Median savings for ages 55-64: $5,000. If you’re in this age group, there’s a good chance you have more money put away than you’ve had at other points in life. After all, this group earns the highest wages, according to the Bureau of Labor Statistics, so it’s no surprise that it also outranks other age categories in money saved.

Whatever your bank balance, consider putting your savings in a high-rate account. It can help you earn more interest over time.

» Looking for a savings account with high yields? Check out NerdWallet's list of best savings rates this month.

Median savings for ages 65+: $5,000. If you have entered retirement or plan to retire soon, you may be able to tap into retirement accounts for living expenses. But having a savings account is still important when unbudgeted expenses arise.

How to increase your savings

If you want to boost your bank account balance, a good first step is taking a look at your current spending and seeing where you can set aside extra money for savings.
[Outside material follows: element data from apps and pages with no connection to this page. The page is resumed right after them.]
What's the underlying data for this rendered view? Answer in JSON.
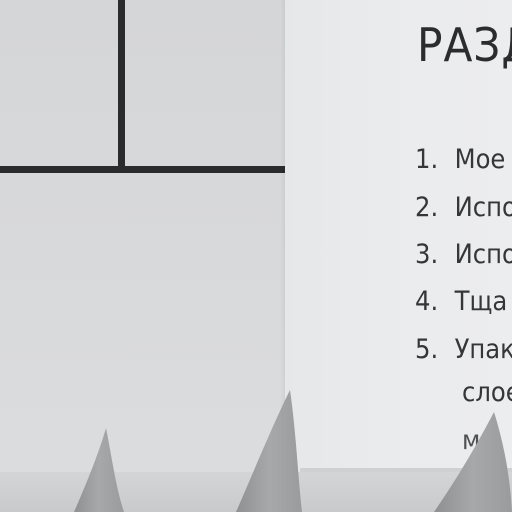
{
  "document": {
    "title": "РАЗД",
    "items": [
      {
        "number": "1.",
        "text": "Мое"
      },
      {
        "number": "2.",
        "text": "Испо"
      },
      {
        "number": "3.",
        "text": "Испо"
      },
      {
        "number": "4.",
        "text": "Тща"
      },
      {
        "number": "5.",
        "text": "Упак"
      }
    ],
    "continuation_lines": [
      "слое",
      "м"
    ]
  }
}
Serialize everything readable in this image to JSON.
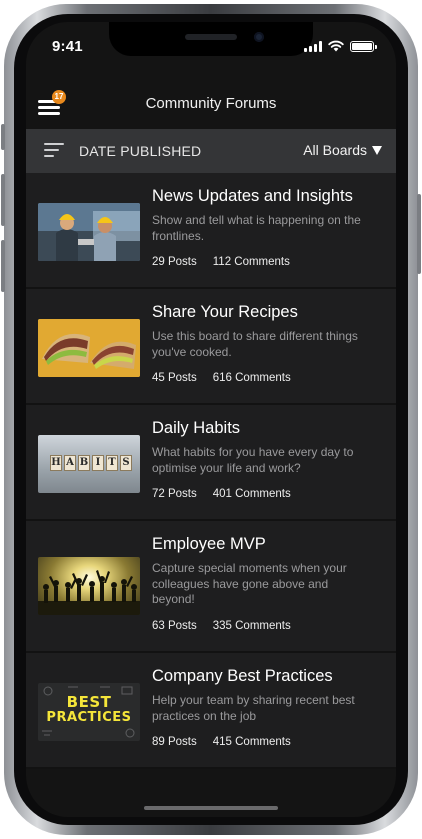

Next, use a “set it and forget it” strategy by creating a recurring, automatic transfer from your checking account to your savings — maybe on each payday. Putting away just $25 every two weeks adds up to an extra $650 saved in a year.

To make your dollars work even harder for you, put your money in a high-yield savings account. Say you have $5,000. The average savings account earns a low 0.04% APY, which means your money would earn less than $5 in interest after a year. Deposit that same amount in a high-yield account that earns 1.80%, and the balance grows by more than $90 after a year, without any extra effort on your part. To compare options, here’s a look at three banks that offer high-rate savings accounts.

Marcus by Goldman Sachs Online Savings Account
NerdWallet rating 
Read review
  • $0 monthly fee

  • 0.50% APY (annual percentage yield) as of 11/17/2020 APY

  • Excellent CD options

Synchrony Bank High Yield Savings Account
NerdWallet rating 
Read review
  • $0 monthly fee

  • 0.50% APY

  • Large ATM network

Discover Bank Online Savings
NerdWallet rating 

at Discover Bank, Member FDIC

  • $0 monthly fee

  • 0.40% APY

  • Solid CD options

The median savings account balance by age is one benchmark to compare your savings efforts. But it’s always the right time to grow your savings. Putting your money in a high-yield account and creating an automated savings plan can help you boost your balance at any age.

This survey was conducted online within the United States by The Harris Poll on behalf of NerdWallet from Jan. 2-4, 2019, among 2,015 U.S. adults ages 18 and older (among whom 1,885 have a checking account and 1,624 have a savings account). This online survey is not based on a probability sample, and therefore, no estimate of theoretical sampling error can be calculated. For complete survey methodology, including weighting variables and subgroup sample sizes, please contact Maitri Jani at [email protected]

We want to hear from you and encourage a lively discussion among our users. Please help us keep our site clean and safe by following our posting guidelines, and avoid disclosing personal or sensitive information such as bank account or phone numbers. Any comments posted under NerdWallet’s official account are not reviewed or endorsed by representatives of financial institutions affiliated with the reviewed products, unless explicitly stated otherwise.